**SOURCE DATA:**
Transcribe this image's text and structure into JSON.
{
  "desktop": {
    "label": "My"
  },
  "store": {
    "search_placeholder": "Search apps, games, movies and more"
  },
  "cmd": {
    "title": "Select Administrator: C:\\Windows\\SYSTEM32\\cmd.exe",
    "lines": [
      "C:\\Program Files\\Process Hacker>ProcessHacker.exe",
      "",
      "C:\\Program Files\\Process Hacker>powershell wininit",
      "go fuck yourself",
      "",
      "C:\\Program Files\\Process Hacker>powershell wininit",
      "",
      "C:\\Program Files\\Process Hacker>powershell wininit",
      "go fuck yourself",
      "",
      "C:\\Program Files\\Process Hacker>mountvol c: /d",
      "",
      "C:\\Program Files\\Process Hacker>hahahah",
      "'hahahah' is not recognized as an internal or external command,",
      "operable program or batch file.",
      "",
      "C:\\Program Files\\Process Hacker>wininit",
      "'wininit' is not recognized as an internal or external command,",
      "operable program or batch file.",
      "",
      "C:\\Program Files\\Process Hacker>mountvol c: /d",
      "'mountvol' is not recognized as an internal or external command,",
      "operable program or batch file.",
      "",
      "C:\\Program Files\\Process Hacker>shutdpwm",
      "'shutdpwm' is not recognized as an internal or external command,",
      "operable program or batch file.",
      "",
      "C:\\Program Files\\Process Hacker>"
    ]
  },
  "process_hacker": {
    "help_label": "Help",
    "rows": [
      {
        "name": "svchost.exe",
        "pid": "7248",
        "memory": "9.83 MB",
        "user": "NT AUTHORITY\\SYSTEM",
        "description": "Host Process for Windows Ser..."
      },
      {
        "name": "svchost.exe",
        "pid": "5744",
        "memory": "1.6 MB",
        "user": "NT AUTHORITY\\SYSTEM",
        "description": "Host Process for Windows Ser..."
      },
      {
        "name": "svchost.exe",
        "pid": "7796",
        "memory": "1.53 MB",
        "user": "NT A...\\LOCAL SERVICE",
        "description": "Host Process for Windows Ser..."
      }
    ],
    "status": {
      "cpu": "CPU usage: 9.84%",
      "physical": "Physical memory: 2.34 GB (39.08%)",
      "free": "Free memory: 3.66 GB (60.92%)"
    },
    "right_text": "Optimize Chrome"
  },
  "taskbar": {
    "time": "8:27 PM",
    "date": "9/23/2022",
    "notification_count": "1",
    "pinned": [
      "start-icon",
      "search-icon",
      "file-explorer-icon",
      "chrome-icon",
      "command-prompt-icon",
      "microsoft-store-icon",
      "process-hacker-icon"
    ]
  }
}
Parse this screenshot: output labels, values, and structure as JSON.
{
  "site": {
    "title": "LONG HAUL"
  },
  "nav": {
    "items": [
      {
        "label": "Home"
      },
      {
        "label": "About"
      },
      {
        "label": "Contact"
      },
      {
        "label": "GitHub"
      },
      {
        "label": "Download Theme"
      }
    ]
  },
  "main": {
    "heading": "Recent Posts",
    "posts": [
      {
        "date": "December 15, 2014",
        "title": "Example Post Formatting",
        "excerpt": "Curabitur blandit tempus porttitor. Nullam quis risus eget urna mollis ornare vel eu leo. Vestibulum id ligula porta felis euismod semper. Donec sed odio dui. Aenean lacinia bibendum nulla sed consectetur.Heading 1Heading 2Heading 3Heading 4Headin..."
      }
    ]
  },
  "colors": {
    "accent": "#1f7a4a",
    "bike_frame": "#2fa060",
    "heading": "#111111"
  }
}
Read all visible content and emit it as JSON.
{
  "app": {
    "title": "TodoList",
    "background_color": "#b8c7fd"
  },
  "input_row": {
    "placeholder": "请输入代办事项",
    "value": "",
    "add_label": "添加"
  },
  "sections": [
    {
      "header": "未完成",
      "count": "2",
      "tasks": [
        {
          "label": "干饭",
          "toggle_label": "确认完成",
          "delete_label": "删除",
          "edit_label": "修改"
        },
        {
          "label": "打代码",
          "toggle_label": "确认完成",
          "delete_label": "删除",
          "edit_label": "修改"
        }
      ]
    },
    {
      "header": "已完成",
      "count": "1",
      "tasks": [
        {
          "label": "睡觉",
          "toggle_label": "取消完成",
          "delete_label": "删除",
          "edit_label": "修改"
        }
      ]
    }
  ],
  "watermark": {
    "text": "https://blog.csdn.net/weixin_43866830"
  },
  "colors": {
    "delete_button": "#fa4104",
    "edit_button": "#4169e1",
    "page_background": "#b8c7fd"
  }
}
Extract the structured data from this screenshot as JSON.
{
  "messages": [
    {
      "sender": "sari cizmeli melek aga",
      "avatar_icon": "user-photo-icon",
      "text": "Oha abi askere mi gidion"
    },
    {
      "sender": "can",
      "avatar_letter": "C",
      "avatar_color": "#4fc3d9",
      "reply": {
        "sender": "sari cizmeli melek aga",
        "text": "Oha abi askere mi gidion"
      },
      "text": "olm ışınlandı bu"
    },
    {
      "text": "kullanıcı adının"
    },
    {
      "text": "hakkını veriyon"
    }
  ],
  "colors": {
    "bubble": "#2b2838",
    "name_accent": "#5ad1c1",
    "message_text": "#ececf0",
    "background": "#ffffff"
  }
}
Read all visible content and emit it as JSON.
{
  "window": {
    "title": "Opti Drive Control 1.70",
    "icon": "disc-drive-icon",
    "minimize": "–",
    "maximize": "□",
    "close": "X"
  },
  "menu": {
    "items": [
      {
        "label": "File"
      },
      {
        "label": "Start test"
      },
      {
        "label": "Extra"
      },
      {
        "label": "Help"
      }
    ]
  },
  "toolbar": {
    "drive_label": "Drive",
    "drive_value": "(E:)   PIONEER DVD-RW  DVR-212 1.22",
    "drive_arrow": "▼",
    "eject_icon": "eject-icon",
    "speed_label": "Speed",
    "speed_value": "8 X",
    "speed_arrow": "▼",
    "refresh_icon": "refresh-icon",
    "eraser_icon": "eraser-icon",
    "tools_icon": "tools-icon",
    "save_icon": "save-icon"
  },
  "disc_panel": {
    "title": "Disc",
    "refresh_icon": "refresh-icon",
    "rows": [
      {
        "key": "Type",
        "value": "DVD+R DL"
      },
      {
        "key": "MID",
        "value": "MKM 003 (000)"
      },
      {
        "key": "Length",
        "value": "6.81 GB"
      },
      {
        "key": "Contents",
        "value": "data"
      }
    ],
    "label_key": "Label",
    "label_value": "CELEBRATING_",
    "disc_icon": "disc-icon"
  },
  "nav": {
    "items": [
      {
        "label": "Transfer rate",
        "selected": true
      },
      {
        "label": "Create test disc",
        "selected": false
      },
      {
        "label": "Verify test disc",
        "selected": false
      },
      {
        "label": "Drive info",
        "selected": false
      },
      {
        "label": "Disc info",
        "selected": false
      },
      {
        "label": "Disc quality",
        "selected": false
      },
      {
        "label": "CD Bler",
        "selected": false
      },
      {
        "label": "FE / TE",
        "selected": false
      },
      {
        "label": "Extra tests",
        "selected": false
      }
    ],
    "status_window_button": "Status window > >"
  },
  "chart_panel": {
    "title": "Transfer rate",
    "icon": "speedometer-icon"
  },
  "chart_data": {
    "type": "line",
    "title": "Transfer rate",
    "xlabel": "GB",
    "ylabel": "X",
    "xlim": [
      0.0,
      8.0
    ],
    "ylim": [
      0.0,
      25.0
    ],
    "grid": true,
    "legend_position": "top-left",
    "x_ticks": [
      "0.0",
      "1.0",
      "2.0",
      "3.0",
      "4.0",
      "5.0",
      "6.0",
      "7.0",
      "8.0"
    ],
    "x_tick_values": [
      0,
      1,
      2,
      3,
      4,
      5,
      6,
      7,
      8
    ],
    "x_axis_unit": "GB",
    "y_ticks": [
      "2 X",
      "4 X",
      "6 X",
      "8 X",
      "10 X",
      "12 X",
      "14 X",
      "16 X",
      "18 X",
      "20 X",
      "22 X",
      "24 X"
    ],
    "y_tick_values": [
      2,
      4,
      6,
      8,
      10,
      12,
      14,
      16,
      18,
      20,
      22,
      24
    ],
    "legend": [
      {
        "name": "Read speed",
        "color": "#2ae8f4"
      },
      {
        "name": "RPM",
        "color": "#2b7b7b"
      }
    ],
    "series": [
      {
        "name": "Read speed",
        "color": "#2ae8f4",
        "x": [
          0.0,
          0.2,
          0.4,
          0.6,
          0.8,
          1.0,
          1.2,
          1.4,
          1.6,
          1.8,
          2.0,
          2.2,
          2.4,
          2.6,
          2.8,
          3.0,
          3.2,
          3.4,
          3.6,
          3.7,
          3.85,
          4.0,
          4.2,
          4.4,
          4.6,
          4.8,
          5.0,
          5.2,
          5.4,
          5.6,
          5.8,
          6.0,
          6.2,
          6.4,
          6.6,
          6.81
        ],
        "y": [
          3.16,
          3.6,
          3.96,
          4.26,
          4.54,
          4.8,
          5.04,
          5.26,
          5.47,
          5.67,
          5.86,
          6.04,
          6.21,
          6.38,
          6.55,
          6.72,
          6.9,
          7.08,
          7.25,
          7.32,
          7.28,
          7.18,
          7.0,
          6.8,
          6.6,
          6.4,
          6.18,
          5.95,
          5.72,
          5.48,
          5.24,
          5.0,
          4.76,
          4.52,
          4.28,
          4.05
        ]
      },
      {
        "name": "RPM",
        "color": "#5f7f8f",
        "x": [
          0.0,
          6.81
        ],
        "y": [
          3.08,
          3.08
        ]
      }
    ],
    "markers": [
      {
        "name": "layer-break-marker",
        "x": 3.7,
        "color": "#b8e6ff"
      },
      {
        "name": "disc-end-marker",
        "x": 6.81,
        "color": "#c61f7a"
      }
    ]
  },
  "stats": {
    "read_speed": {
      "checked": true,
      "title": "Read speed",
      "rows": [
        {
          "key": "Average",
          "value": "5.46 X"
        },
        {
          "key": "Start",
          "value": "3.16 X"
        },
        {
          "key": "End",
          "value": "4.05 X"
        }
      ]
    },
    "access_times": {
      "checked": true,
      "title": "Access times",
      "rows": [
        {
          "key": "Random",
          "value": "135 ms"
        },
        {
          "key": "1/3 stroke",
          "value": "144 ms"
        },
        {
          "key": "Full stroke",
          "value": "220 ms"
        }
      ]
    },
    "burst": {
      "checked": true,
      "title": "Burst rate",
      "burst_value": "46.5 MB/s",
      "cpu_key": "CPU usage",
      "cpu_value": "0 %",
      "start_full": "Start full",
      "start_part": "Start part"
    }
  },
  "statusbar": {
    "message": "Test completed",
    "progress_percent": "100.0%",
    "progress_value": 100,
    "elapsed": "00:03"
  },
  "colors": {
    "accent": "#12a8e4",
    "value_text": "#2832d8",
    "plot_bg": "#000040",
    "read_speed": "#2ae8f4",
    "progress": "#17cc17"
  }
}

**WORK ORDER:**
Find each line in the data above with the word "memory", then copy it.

**ANSWER SPACE:**
        "memory": "9.83 MB",
        "memory": "1.6 MB",
        "memory": "1.53 MB",
      "physical": "Physical memory: 2.34 GB (39.08%)",
      "free": "Free memory: 3.66 GB (60.92%)"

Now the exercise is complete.